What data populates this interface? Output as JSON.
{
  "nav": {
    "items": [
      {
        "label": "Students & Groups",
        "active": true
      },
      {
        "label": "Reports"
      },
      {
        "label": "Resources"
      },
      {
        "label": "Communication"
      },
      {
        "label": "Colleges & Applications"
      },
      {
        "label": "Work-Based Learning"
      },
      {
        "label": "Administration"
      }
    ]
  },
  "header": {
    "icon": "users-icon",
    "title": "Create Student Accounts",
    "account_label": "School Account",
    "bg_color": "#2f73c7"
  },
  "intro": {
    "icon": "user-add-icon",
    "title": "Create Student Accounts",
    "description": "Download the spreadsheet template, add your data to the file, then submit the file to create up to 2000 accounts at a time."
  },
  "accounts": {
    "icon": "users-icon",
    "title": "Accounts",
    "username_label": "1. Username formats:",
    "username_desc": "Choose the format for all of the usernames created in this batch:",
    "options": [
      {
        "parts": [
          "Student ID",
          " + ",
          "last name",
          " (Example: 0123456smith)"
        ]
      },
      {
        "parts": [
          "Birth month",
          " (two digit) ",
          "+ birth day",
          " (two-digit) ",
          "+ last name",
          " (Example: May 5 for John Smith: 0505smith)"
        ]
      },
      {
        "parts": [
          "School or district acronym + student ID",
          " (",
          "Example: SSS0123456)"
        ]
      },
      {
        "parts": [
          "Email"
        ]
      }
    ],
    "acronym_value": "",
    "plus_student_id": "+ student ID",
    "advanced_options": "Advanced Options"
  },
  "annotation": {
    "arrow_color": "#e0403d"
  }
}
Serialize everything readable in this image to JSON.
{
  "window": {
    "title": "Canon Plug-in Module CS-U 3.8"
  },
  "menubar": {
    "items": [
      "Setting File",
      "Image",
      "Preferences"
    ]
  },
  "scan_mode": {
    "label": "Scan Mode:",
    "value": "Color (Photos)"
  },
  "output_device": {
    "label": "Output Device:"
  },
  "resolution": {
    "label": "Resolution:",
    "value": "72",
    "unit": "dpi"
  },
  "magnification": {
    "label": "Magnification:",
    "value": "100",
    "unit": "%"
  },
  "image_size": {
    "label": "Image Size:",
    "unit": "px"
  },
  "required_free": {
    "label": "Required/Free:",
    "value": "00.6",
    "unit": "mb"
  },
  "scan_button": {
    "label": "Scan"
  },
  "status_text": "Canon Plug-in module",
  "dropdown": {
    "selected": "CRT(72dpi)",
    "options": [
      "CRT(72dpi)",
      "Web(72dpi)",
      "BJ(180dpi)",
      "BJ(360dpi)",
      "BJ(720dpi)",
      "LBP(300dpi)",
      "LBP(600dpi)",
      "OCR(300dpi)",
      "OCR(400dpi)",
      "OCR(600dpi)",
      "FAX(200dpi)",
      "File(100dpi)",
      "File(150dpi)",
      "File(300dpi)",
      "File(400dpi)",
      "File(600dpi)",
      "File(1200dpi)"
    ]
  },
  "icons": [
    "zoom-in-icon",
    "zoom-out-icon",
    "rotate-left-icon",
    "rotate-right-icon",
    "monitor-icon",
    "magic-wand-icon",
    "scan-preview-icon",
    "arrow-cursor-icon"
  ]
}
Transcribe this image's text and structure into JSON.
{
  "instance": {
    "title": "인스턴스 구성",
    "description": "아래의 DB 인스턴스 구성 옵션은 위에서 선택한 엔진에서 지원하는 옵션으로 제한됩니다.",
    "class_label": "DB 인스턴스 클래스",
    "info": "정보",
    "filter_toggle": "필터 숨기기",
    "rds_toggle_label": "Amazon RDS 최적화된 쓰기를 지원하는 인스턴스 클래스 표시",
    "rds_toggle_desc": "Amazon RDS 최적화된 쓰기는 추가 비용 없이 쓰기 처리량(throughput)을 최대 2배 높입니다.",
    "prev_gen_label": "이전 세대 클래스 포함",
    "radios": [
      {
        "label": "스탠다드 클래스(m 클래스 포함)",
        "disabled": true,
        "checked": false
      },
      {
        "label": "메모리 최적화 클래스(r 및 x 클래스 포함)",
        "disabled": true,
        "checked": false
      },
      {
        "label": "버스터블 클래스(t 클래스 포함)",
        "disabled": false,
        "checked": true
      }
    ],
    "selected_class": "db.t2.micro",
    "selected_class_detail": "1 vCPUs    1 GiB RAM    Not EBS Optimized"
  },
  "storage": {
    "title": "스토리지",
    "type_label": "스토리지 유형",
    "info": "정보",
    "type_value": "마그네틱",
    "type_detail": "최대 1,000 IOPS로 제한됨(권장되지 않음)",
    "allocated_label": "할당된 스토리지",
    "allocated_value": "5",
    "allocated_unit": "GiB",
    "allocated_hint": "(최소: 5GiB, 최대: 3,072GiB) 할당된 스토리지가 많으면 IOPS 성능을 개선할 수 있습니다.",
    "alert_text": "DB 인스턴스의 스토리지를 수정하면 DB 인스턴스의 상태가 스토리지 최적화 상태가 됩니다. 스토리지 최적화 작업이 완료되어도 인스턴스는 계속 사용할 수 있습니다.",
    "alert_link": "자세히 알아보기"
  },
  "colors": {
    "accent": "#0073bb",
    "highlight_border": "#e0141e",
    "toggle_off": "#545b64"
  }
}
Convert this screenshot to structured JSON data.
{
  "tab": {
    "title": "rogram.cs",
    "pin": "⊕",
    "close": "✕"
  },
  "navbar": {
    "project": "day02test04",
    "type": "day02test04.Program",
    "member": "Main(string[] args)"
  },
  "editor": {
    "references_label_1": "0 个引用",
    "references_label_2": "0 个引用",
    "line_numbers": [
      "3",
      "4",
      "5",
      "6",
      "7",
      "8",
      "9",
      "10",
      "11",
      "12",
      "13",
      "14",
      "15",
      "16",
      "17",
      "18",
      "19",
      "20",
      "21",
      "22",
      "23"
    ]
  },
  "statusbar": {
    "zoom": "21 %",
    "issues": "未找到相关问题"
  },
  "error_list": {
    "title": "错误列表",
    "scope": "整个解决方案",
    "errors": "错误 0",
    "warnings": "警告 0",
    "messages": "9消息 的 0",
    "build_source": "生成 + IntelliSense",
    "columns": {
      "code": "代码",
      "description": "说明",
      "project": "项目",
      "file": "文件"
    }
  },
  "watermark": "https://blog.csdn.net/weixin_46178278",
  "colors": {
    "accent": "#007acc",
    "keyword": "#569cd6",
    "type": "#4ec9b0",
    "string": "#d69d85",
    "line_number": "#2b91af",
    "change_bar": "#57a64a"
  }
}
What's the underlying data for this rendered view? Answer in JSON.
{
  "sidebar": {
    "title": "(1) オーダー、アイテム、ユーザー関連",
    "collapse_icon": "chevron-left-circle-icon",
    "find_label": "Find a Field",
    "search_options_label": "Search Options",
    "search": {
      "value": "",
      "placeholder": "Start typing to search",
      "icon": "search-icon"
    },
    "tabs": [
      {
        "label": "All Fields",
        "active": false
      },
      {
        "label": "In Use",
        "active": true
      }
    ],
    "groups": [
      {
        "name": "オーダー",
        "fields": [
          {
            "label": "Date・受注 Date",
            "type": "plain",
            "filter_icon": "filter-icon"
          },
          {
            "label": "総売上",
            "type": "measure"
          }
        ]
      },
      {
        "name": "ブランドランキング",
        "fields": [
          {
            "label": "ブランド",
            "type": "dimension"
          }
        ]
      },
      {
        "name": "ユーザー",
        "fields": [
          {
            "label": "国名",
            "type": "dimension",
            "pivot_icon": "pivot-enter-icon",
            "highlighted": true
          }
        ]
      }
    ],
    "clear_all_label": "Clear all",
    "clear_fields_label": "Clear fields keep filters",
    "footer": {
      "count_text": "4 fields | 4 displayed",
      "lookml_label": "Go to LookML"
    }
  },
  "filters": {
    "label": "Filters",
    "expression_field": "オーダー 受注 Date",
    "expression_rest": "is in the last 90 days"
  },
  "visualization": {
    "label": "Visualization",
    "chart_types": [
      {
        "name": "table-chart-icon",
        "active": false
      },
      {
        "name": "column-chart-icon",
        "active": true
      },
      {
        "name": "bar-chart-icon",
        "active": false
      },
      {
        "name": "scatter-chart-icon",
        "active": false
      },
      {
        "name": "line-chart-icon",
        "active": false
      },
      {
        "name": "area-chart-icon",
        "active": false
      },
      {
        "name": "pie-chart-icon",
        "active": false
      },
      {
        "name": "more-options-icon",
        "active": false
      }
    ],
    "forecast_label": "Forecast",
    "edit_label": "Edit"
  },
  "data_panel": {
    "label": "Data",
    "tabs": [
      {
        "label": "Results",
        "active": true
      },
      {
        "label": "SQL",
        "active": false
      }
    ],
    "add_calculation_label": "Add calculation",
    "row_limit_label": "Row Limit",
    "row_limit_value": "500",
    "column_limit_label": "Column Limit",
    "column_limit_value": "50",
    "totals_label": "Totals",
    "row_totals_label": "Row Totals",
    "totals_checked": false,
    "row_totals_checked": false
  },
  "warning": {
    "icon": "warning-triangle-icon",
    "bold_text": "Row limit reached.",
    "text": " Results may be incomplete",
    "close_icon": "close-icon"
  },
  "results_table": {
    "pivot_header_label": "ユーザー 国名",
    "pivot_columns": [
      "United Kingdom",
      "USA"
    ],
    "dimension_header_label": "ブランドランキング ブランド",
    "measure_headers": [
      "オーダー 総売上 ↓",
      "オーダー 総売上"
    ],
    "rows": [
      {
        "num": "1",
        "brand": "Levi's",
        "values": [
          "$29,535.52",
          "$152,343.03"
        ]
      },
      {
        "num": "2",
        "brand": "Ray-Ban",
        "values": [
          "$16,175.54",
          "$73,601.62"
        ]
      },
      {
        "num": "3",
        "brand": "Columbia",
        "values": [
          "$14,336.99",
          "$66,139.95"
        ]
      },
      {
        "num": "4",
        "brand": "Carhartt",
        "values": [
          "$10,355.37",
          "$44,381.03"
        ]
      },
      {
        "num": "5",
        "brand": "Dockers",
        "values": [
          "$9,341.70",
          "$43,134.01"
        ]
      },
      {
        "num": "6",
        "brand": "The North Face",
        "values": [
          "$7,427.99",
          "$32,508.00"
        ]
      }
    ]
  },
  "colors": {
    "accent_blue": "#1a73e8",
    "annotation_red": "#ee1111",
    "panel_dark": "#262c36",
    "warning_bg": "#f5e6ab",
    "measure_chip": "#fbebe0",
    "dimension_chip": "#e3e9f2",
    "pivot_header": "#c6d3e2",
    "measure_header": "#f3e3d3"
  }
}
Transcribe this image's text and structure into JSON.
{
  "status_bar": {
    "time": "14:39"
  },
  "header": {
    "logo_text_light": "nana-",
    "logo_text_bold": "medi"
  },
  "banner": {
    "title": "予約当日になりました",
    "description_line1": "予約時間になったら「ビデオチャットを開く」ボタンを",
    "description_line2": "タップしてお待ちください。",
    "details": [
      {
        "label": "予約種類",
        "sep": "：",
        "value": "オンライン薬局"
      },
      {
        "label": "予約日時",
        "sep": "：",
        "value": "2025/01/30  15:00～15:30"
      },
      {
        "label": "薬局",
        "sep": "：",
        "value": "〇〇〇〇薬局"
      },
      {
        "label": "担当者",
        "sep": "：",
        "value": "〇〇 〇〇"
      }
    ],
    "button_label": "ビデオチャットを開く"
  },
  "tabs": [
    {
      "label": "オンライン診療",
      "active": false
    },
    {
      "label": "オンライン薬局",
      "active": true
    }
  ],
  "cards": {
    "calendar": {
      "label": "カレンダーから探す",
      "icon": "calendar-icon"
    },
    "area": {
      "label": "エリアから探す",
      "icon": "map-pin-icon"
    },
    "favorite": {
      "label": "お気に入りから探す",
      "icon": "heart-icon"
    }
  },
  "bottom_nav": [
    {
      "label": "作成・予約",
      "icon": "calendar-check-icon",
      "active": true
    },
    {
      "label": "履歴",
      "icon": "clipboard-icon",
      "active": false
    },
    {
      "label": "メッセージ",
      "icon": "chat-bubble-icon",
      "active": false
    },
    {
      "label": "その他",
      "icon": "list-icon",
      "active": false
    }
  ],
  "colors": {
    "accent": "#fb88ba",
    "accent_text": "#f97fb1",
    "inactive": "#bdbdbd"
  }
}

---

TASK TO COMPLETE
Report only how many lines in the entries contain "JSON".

FINISHED TASK
6